THE TASK
Even if a line seems odd, print it as it is, and include every record.

##### EXERCISE INPUT

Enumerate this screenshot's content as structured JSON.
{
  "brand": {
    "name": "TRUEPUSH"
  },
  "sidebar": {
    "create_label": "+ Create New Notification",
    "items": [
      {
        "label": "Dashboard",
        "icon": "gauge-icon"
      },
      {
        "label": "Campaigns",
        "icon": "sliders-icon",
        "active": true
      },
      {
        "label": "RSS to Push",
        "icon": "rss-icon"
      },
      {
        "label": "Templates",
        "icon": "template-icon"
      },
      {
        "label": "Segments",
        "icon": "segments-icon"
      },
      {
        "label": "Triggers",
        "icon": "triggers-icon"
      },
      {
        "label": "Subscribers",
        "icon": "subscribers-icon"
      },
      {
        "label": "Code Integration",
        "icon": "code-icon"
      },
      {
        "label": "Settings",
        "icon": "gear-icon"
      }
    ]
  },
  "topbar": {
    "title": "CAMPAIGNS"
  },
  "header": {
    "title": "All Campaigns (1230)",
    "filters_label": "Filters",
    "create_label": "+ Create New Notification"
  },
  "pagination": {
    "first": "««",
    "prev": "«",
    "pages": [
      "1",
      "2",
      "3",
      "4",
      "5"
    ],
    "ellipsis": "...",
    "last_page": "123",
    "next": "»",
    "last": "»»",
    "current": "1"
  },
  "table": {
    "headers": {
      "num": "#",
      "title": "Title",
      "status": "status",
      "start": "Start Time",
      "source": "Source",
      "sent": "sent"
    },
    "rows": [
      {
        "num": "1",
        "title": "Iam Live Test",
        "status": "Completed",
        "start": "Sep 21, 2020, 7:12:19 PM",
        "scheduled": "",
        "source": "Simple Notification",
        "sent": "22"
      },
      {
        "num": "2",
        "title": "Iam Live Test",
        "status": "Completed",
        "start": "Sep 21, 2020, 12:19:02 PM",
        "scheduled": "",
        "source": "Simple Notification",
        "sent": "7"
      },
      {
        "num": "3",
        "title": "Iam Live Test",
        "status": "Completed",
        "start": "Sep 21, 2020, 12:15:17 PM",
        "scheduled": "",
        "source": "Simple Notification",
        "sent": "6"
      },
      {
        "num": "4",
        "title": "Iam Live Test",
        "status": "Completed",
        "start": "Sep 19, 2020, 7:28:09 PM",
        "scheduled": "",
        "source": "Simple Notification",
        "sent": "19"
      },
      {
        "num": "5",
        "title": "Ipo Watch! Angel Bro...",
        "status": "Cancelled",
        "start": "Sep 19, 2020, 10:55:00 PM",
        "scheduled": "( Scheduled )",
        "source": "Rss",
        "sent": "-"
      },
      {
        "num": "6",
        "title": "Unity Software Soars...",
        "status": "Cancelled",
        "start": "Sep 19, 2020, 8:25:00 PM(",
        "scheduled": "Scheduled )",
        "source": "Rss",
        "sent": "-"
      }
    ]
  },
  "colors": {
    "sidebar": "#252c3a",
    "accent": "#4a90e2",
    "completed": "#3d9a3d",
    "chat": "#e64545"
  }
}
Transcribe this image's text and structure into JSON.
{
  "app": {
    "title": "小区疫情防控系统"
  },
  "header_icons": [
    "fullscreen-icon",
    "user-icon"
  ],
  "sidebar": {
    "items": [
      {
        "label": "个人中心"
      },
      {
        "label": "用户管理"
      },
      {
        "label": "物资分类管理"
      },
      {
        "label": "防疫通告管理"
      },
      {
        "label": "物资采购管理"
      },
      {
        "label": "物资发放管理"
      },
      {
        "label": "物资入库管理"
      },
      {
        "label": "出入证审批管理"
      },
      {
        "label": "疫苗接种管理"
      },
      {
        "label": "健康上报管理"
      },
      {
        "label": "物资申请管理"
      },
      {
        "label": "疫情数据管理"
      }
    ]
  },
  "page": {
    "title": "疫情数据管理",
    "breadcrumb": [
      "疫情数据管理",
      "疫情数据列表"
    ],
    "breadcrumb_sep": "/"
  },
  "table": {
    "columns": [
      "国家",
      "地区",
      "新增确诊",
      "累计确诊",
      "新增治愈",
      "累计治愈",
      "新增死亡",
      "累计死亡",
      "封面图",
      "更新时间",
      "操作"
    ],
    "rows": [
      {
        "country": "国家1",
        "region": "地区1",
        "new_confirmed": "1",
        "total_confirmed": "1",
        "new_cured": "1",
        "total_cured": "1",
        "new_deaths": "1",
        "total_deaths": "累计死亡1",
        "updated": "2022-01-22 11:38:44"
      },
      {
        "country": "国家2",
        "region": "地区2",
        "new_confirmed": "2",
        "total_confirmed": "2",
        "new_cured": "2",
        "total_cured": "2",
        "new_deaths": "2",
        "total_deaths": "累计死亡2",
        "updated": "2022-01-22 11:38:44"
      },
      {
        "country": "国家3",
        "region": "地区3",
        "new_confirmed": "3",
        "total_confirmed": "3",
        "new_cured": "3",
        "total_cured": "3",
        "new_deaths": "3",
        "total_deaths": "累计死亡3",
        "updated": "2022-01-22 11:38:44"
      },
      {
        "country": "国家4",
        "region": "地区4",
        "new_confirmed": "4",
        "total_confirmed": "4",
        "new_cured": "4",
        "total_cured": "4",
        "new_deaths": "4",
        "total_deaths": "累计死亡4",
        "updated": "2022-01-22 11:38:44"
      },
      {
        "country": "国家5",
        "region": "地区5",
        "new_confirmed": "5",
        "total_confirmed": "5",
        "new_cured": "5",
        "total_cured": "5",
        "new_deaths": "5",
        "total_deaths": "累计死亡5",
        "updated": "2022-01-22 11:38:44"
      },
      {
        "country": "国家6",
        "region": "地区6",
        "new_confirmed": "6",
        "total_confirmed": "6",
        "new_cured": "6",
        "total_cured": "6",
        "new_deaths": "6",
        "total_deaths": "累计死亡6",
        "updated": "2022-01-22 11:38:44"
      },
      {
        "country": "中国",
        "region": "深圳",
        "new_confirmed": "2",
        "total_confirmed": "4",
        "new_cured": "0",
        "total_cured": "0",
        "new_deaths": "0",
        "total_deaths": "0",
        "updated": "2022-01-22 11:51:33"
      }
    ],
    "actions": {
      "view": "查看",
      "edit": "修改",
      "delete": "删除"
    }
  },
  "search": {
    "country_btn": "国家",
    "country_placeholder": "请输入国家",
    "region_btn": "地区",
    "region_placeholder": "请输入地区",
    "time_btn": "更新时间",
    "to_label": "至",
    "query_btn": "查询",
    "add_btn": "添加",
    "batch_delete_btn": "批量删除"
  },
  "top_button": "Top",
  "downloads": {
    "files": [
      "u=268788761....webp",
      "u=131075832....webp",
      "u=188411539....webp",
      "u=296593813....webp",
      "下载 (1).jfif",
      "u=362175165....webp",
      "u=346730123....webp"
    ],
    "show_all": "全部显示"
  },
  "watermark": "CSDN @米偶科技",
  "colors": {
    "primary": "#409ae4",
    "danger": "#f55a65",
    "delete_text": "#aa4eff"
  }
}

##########

ANSWER SECTION
Enumerate this screenshot's content as structured JSON.
{
  "brand": {
    "name": "TRUEPUSH"
  },
  "sidebar": {
    "create_label": "+ Create New Notification",
    "items": [
      {
        "label": "Dashboard",
        "icon": "gauge-icon"
      },
      {
        "label": "Campaigns",
        "icon": "sliders-icon",
        "active": true
      },
      {
        "label": "RSS to Push",
        "icon": "rss-icon"
      },
      {
        "label": "Templates",
        "icon": "template-icon"
      },
      {
        "label": "Segments",
        "icon": "segments-icon"
      },
      {
        "label": "Triggers",
        "icon": "triggers-icon"
      },
      {
        "label": "Subscribers",
        "icon": "subscribers-icon"
      },
      {
        "label": "Code Integration",
        "icon": "code-icon"
      },
      {
        "label": "Settings",
        "icon": "gear-icon"
      }
    ]
  },
  "topbar": {
    "title": "CAMPAIGNS"
  },
  "header": {
    "title": "All Campaigns (1230)",
    "filters_label": "Filters",
    "create_label": "+ Create New Notification"
  },
  "pagination": {
    "first": "««",
    "prev": "«",
    "pages": [
      "1",
      "2",
      "3",
      "4",
      "5"
    ],
    "ellipsis": "...",
    "last_page": "123",
    "next": "»",
    "last": "»»",
    "current": "1"
  },
  "table": {
    "headers": {
      "num": "#",
      "title": "Title",
      "status": "status",
      "start": "Start Time",
      "source": "Source",
      "sent": "sent"
    },
    "rows": [
      {
        "num": "1",
        "title": "Iam Live Test",
        "status": "Completed",
        "start": "Sep 21, 2020, 7:12:19 PM",
        "scheduled": "",
        "source": "Simple Notification",
        "sent": "22"
      },
      {
        "num": "2",
        "title": "Iam Live Test",
        "status": "Completed",
        "start": "Sep 21, 2020, 12:19:02 PM",
        "scheduled": "",
        "source": "Simple Notification",
        "sent": "7"
      },
      {
        "num": "3",
        "title": "Iam Live Test",
        "status": "Completed",
        "start": "Sep 21, 2020, 12:15:17 PM",
        "scheduled": "",
        "source": "Simple Notification",
        "sent": "6"
      },
      {
        "num": "4",
        "title": "Iam Live Test",
        "status": "Completed",
        "start": "Sep 19, 2020, 7:28:09 PM",
        "scheduled": "",
        "source": "Simple Notification",
        "sent": "19"
      },
      {
        "num": "5",
        "title": "Ipo Watch! Angel Bro...",
        "status": "Cancelled",
        "start": "Sep 19, 2020, 10:55:00 PM",
        "scheduled": "( Scheduled )",
        "source": "Rss",
        "sent": "-"
      },
      {
        "num": "6",
        "title": "Unity Software Soars...",
        "status": "Cancelled",
        "start": "Sep 19, 2020, 8:25:00 PM(",
        "scheduled": "Scheduled )",
        "source": "Rss",
        "sent": "-"
      }
    ]
  },
  "colors": {
    "sidebar": "#252c3a",
    "accent": "#4a90e2",
    "completed": "#3d9a3d",
    "chat": "#e64545"
  }
}
Transcribe this image's text and structure into JSON.
{
  "app": {
    "title": "小区疫情防控系统"
  },
  "header_icons": [
    "fullscreen-icon",
    "user-icon"
  ],
  "sidebar": {
    "items": [
      {
        "label": "个人中心"
      },
      {
        "label": "用户管理"
      },
      {
        "label": "物资分类管理"
      },
      {
        "label": "防疫通告管理"
      },
      {
        "label": "物资采购管理"
      },
      {
        "label": "物资发放管理"
      },
      {
        "label": "物资入库管理"
      },
      {
        "label": "出入证审批管理"
      },
      {
        "label": "疫苗接种管理"
      },
      {
        "label": "健康上报管理"
      },
      {
        "label": "物资申请管理"
      },
      {
        "label": "疫情数据管理"
      }
    ]
  },
  "page": {
    "title": "疫情数据管理",
    "breadcrumb": [
      "疫情数据管理",
      "疫情数据列表"
    ],
    "breadcrumb_sep": "/"
  },
  "table": {
    "columns": [
      "国家",
      "地区",
      "新增确诊",
      "累计确诊",
      "新增治愈",
      "累计治愈",
      "新增死亡",
      "累计死亡",
      "封面图",
      "更新时间",
      "操作"
    ],
    "rows": [
      {
        "country": "国家1",
        "region": "地区1",
        "new_confirmed": "1",
        "total_confirmed": "1",
        "new_cured": "1",
        "total_cured": "1",
        "new_deaths": "1",
        "total_deaths": "累计死亡1",
        "updated": "2022-01-22 11:38:44"
      },
      {
        "country": "国家2",
        "region": "地区2",
        "new_confirmed": "2",
        "total_confirmed": "2",
        "new_cured": "2",
        "total_cured": "2",
        "new_deaths": "2",
        "total_deaths": "累计死亡2",
        "updated": "2022-01-22 11:38:44"
      },
      {
        "country": "国家3",
        "region": "地区3",
        "new_confirmed": "3",
        "total_confirmed": "3",
        "new_cured": "3",
        "total_cured": "3",
        "new_deaths": "3",
        "total_deaths": "累计死亡3",
        "updated": "2022-01-22 11:38:44"
      },
      {
        "country": "国家4",
        "region": "地区4",
        "new_confirmed": "4",
        "total_confirmed": "4",
        "new_cured": "4",
        "total_cured": "4",
        "new_deaths": "4",
        "total_deaths": "累计死亡4",
        "updated": "2022-01-22 11:38:44"
      },
      {
        "country": "国家5",
        "region": "地区5",
        "new_confirmed": "5",
        "total_confirmed": "5",
        "new_cured": "5",
        "total_cured": "5",
        "new_deaths": "5",
        "total_deaths": "累计死亡5",
        "updated": "2022-01-22 11:38:44"
      },
      {
        "country": "国家6",
        "region": "地区6",
        "new_confirmed": "6",
        "total_confirmed": "6",
        "new_cured": "6",
        "total_cured": "6",
        "new_deaths": "6",
        "total_deaths": "累计死亡6",
        "updated": "2022-01-22 11:38:44"
      },
      {
        "country": "中国",
        "region": "深圳",
        "new_confirmed": "2",
        "total_confirmed": "4",
        "new_cured": "0",
        "total_cured": "0",
        "new_deaths": "0",
        "total_deaths": "0",
        "updated": "2022-01-22 11:51:33"
      }
    ],
    "actions": {
      "view": "查看",
      "edit": "修改",
      "delete": "删除"
    }
  },
  "search": {
    "country_btn": "国家",
    "country_placeholder": "请输入国家",
    "region_btn": "地区",
    "region_placeholder": "请输入地区",
    "time_btn": "更新时间",
    "to_label": "至",
    "query_btn": "查询",
    "add_btn": "添加",
    "batch_delete_btn": "批量删除"
  },
  "top_button": "Top",
  "downloads": {
    "files": [
      "u=268788761....webp",
      "u=131075832....webp",
      "u=188411539....webp",
      "u=296593813....webp",
      "下载 (1).jfif",
      "u=362175165....webp",
      "u=346730123....webp"
    ],
    "show_all": "全部显示"
  },
  "watermark": "CSDN @米偶科技",
  "colors": {
    "primary": "#409ae4",
    "danger": "#f55a65",
    "delete_text": "#aa4eff"
  }
}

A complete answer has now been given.